[[ Data extract open ]]

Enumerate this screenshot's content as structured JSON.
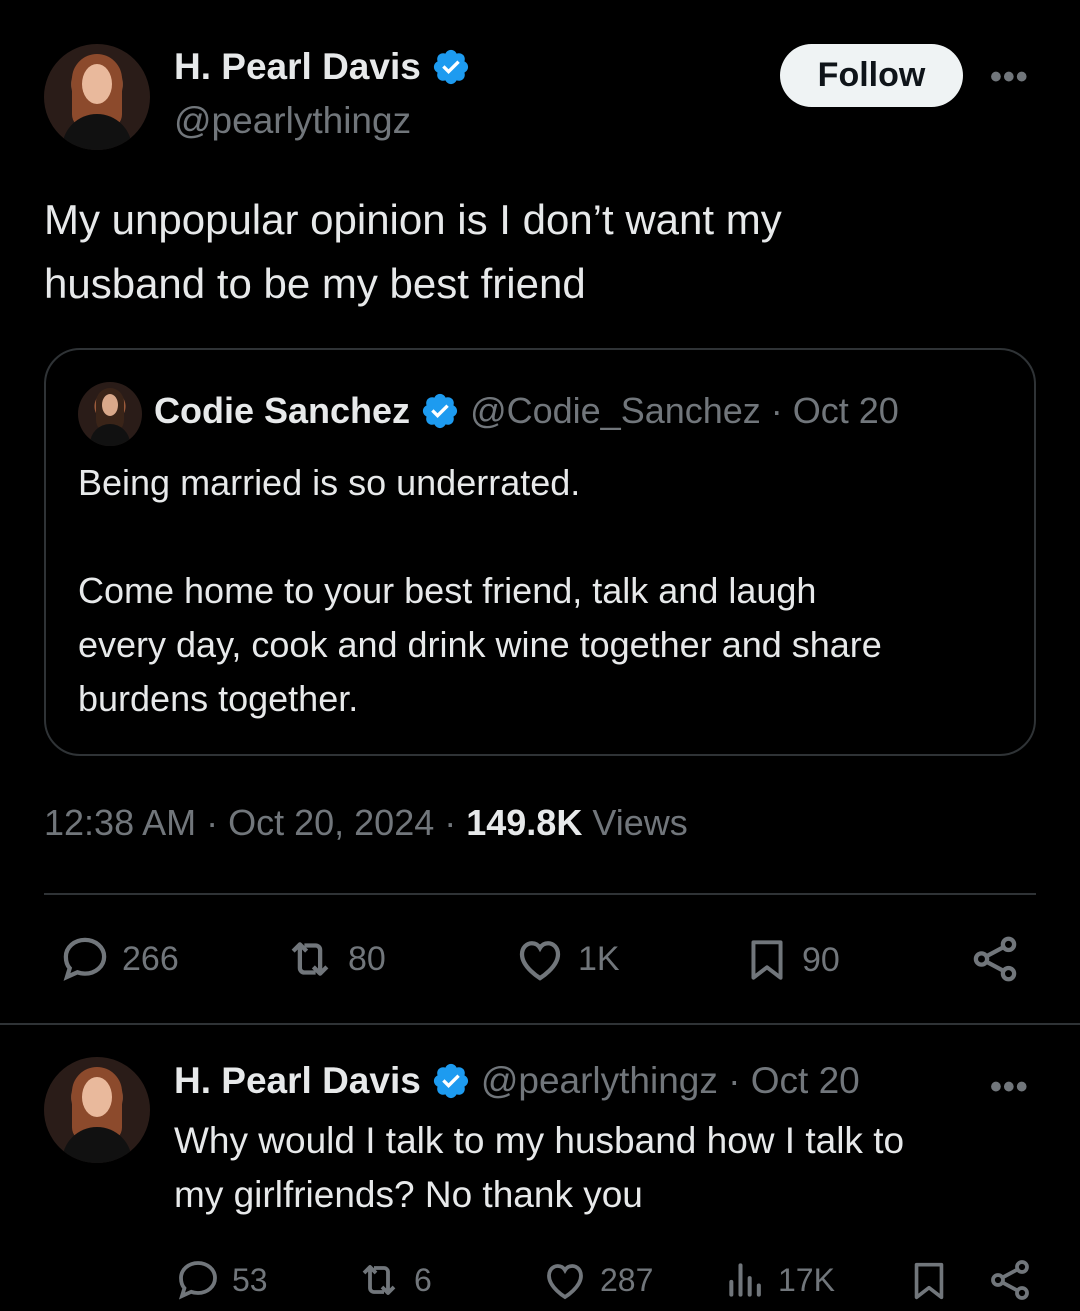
{
  "main_tweet": {
    "author_name": "H. Pearl Davis",
    "handle": "@pearlythingz",
    "follow_label": "Follow",
    "more_label": "•••",
    "text_line1": "My unpopular opinion is I don’t want my",
    "text_line2": "husband to be my best friend",
    "timestamp": "12:38 AM · Oct 20, 2024 · ",
    "views_count": "149.8K",
    "views_label": " Views",
    "actions": {
      "replies": "266",
      "retweets": "80",
      "likes": "1K",
      "bookmarks": "90"
    }
  },
  "quoted_tweet": {
    "author_name": "Codie Sanchez",
    "handle_date": "@Codie_Sanchez · Oct 20",
    "line1": "Being married is so underrated.",
    "line2": "Come home to your best friend, talk and laugh",
    "line3": "every day, cook and drink wine together and share",
    "line4": "burdens together."
  },
  "reply_tweet": {
    "author_name": "H. Pearl Davis",
    "handle_date": "@pearlythingz · Oct 20",
    "more_label": "•••",
    "text_line1": "Why would I talk to my husband how I talk to",
    "text_line2": "my girlfriends? No thank you",
    "actions": {
      "replies": "53",
      "retweets": "6",
      "likes": "287",
      "views": "17K"
    }
  },
  "colors": {
    "background": "#000000",
    "text": "#e7e9ea",
    "muted": "#71767b",
    "verified": "#1d9bf0",
    "border": "#2f3336"
  }
}
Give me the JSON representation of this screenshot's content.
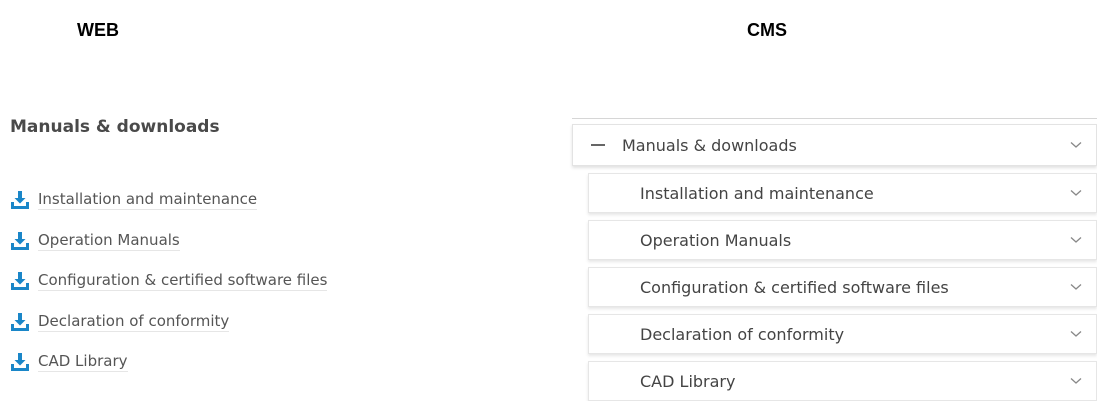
{
  "headings": {
    "web": "WEB",
    "cms": "CMS"
  },
  "web": {
    "title": "Manuals & downloads",
    "items": [
      {
        "label": "Installation and maintenance",
        "icon": "download-icon"
      },
      {
        "label": "Operation Manuals",
        "icon": "download-icon"
      },
      {
        "label": "Configuration & certified software files",
        "icon": "download-icon"
      },
      {
        "label": "Declaration of conformity",
        "icon": "download-icon"
      },
      {
        "label": "CAD Library",
        "icon": "download-icon"
      }
    ]
  },
  "cms": {
    "main": {
      "label": "Manuals & downloads",
      "expanded": true
    },
    "items": [
      {
        "label": "Installation and maintenance"
      },
      {
        "label": "Operation Manuals"
      },
      {
        "label": "Configuration & certified software files"
      },
      {
        "label": "Declaration of conformity"
      },
      {
        "label": "CAD Library"
      }
    ]
  },
  "colors": {
    "icon_blue": "#1a86c8",
    "text": "#555555",
    "heading": "#000000"
  }
}
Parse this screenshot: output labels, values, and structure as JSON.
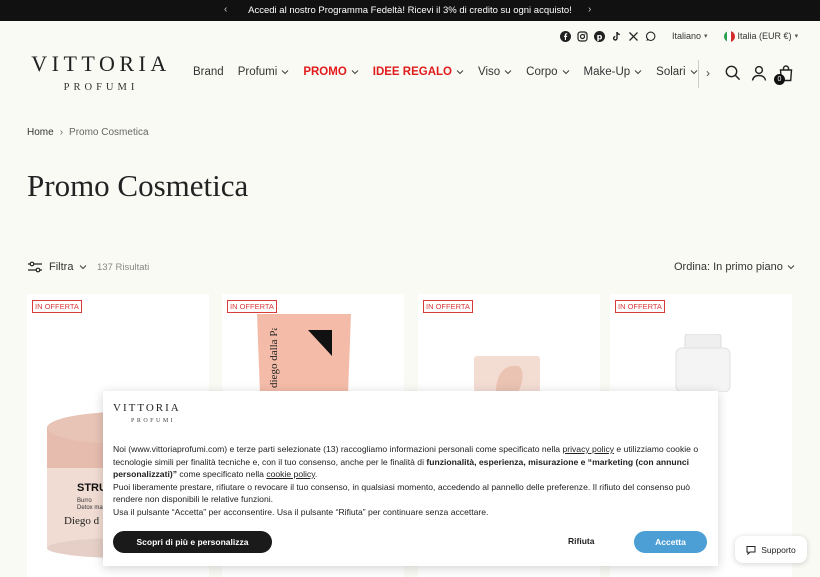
{
  "announcement": {
    "text": "Accedi al nostro Programma Fedeltà! Ricevi il 3% di credito su ogni acquisto!"
  },
  "utility": {
    "socials": [
      "facebook-icon",
      "instagram-icon",
      "pinterest-icon",
      "tiktok-icon",
      "x-icon",
      "whatsapp-icon"
    ],
    "language": "Italiano",
    "country": "Italia (EUR €)"
  },
  "logo": {
    "main": "VITTORIA",
    "sub": "PROFUMI"
  },
  "nav": {
    "brand": "Brand",
    "profumi": "Profumi",
    "promo": "PROMO",
    "idee_regalo": "IDEE REGALO",
    "viso": "Viso",
    "corpo": "Corpo",
    "makeup": "Make-Up",
    "solari": "Solari"
  },
  "cart": {
    "count": "0"
  },
  "breadcrumb": {
    "home": "Home",
    "current": "Promo Cosmetica"
  },
  "page": {
    "title": "Promo Cosmetica"
  },
  "toolbar": {
    "filter": "Filtra",
    "results": "137 Risultati",
    "sort": "Ordina: In primo piano"
  },
  "products": [
    {
      "badge": "IN OFFERTA",
      "label_a": "STRU",
      "label_b": "Burro",
      "label_c": "Detox mas",
      "brand": "Diego d"
    },
    {
      "badge": "IN OFFERTA",
      "brand": "diego dalla Palma"
    },
    {
      "badge": "IN OFFERTA"
    },
    {
      "badge": "IN OFFERTA"
    }
  ],
  "cookie": {
    "logo_main": "VITTORIA",
    "logo_sub": "PROFUMI",
    "p1": "Noi (www.vittoriaprofumi.com) e terze parti selezionate (13) raccogliamo informazioni personali come specificato nella ",
    "privacy_link": "privacy policy",
    "p2": " e utilizziamo cookie o tecnologie simili per finalità tecniche e, con il tuo consenso, anche per le finalità di ",
    "bold": "funzionalità, esperienza, misurazione e “marketing (con annunci personalizzati)”",
    "p3": " come specificato nella ",
    "cookie_link": "cookie policy",
    "p4": ".",
    "p5": "Puoi liberamente prestare, rifiutare o revocare il tuo consenso, in qualsiasi momento, accedendo al pannello delle preferenze. Il rifiuto del consenso può rendere non disponibili le relative funzioni.",
    "p6": "Usa il pulsante “Accetta” per acconsentire. Usa il pulsante “Rifiuta” per continuare senza accettare.",
    "more_btn": "Scopri di più e personalizza",
    "reject_btn": "Rifiuta",
    "accept_btn": "Accetta"
  },
  "support": {
    "label": "Supporto"
  },
  "colors": {
    "accent_red": "#e01b1b",
    "accept_blue": "#4b9fd5",
    "background": "#fafaf5"
  }
}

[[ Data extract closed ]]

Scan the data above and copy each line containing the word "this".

Enumerate this screenshot's content as structured JSON.
Give me the JSON representation of this screenshot's content.
Parse this screenshot: output labels, values, and structure as JSON.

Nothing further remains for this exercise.